BRIEF:
Word for word, copy out the data below, omitting pictures.

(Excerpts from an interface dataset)
··········
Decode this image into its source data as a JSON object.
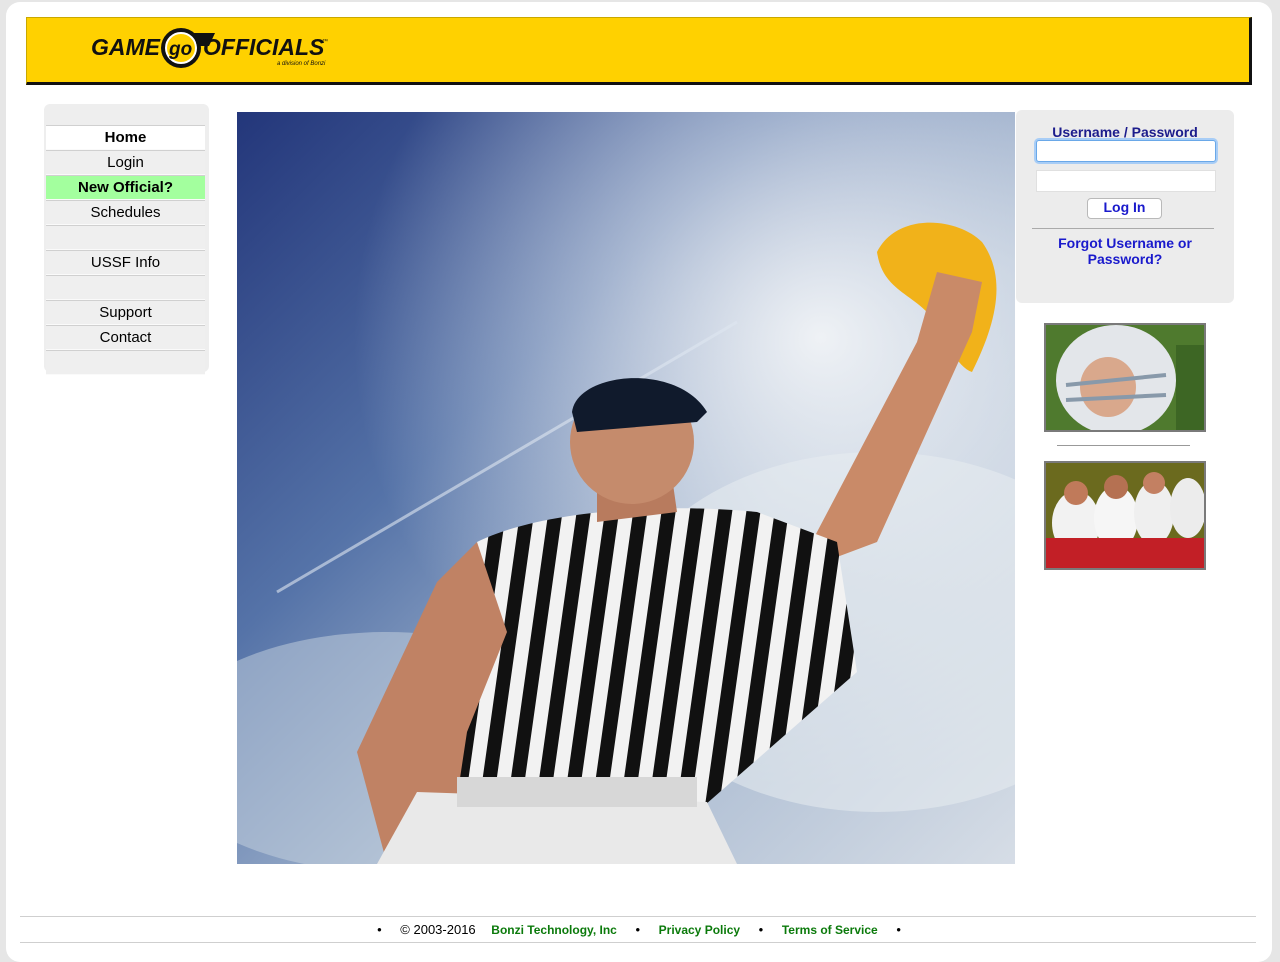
{
  "header": {
    "logo_text": "GAME go OFFICIALS",
    "logo_subtext": "a division of Bonzi",
    "brand_color": "#ffd100"
  },
  "nav": {
    "items": [
      {
        "label": "Home",
        "state": "active"
      },
      {
        "label": "Login",
        "state": "normal"
      },
      {
        "label": "New Official?",
        "state": "highlight"
      },
      {
        "label": "Schedules",
        "state": "normal"
      },
      {
        "label": "",
        "state": "blank"
      },
      {
        "label": "USSF Info",
        "state": "normal"
      },
      {
        "label": "",
        "state": "blank"
      },
      {
        "label": "Support",
        "state": "normal"
      },
      {
        "label": "Contact",
        "state": "normal"
      },
      {
        "label": "",
        "state": "blank"
      }
    ]
  },
  "hero": {
    "image": "referee-throwing-flag-photo"
  },
  "login": {
    "label": "Username / Password",
    "username_value": "",
    "password_value": "",
    "button_label": "Log In",
    "forgot_label": "Forgot Username or Password?"
  },
  "thumbs": [
    {
      "image": "youth-football-player-helmet-photo"
    },
    {
      "image": "football-team-bench-photo"
    }
  ],
  "footer": {
    "copyright": "© 2003-2016",
    "company_link": "Bonzi Technology, Inc",
    "privacy_link": "Privacy Policy",
    "terms_link": "Terms of Service",
    "link_color": "#0b7a0b"
  }
}
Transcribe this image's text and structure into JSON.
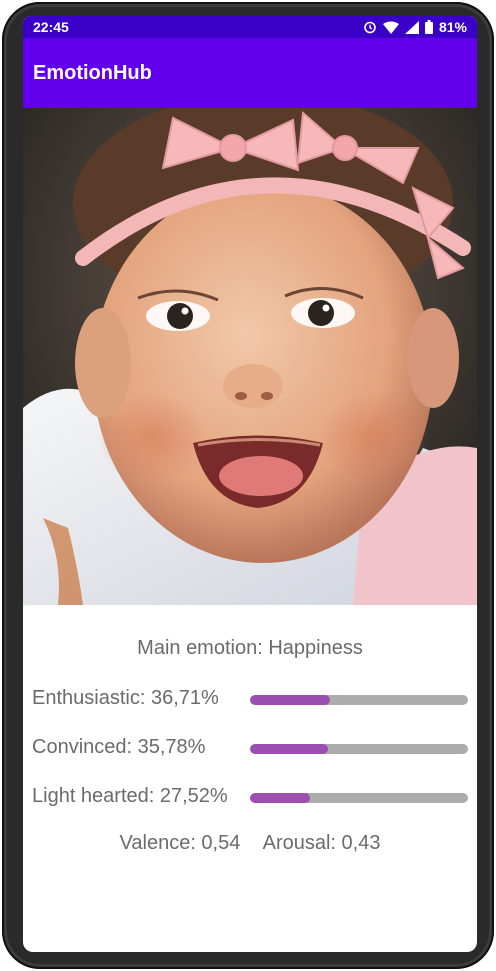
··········
WRITTEN ANSWER:
Decode this image into its source data as a JSON object.
{
  "header": {
    "logo_text": "GAME go OFFICIALS",
    "logo_subtext": "a division of Bonzi",
    "brand_color": "#ffd100"
  },
  "nav": {
    "items": [
      {
        "label": "Home",
        "state": "active"
      },
      {
        "label": "Login",
        "state": "normal"
      },
      {
        "label": "New Official?",
        "state": "highlight"
      },
      {
        "label": "Schedules",
        "state": "normal"
      },
      {
        "label": "",
        "state": "blank"
      },
      {
        "label": "USSF Info",
        "state": "normal"
      },
      {
        "label": "",
        "state": "blank"
      },
      {
        "label": "Support",
        "state": "normal"
      },
      {
        "label": "Contact",
        "state": "normal"
      },
      {
        "label": "",
        "state": "blank"
      }
    ]
  },
  "hero": {
    "image": "referee-throwing-flag-photo"
  },
  "login": {
    "label": "Username / Password",
    "username_value": "",
    "password_value": "",
    "button_label": "Log In",
    "forgot_label": "Forgot Username or Password?"
  },
  "thumbs": [
    {
      "image": "youth-football-player-helmet-photo"
    },
    {
      "image": "football-team-bench-photo"
    }
  ],
  "footer": {
    "copyright": "© 2003-2016",
    "company_link": "Bonzi Technology, Inc",
    "privacy_link": "Privacy Policy",
    "terms_link": "Terms of Service",
    "link_color": "#0b7a0b"
  }
}
Transcribe this image's text and structure into JSON.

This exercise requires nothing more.